WHAT THIS TASK INVOLVES :: Reproduce all lines of the listing below in which the word "coffee" occurs.

RECORDS FOR THIS EXERCISE ::
::::::

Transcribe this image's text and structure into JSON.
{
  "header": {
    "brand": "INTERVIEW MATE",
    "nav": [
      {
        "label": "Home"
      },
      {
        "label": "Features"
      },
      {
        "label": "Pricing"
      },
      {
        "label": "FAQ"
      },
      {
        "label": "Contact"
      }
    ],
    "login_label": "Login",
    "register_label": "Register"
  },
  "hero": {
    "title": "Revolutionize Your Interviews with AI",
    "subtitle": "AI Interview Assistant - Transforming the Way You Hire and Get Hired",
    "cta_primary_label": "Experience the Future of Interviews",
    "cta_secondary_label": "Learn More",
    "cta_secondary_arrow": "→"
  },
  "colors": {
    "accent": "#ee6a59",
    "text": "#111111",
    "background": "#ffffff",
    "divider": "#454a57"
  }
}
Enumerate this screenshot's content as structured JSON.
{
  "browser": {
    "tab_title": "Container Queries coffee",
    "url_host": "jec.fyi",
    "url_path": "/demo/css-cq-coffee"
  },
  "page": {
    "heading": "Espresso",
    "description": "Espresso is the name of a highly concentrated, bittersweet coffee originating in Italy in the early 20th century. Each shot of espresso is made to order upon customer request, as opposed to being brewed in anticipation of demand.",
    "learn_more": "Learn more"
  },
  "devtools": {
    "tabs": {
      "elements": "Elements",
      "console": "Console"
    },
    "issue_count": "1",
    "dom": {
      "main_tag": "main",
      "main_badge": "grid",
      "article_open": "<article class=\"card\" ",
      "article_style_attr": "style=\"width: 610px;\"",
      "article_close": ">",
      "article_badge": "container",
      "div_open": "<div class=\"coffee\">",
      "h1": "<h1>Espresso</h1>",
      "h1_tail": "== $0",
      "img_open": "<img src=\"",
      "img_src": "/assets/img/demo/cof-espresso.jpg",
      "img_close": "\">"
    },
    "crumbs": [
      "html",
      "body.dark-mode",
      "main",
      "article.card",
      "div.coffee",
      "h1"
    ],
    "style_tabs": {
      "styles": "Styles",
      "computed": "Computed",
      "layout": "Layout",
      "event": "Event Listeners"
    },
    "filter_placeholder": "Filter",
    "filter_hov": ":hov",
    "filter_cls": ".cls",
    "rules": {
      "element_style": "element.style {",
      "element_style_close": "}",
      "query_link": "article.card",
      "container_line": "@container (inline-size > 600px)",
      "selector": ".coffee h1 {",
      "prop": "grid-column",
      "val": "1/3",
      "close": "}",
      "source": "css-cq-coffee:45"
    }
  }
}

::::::

COMPLETED TASK ::
    "tab_title": "Container Queries coffee",
    "url_path": "/demo/css-cq-coffee"
    "description": "Espresso is the name of a highly concentrated, bittersweet coffee originating in Italy in the early 20th century. Each shot of espresso is made to order upon customer request, as opposed to being brewed in anticipation of demand.",
      "div_open": "<div class=\"coffee\">",
      "div.coffee",
      "selector": ".coffee h1 {",
      "source": "css-cq-coffee:45"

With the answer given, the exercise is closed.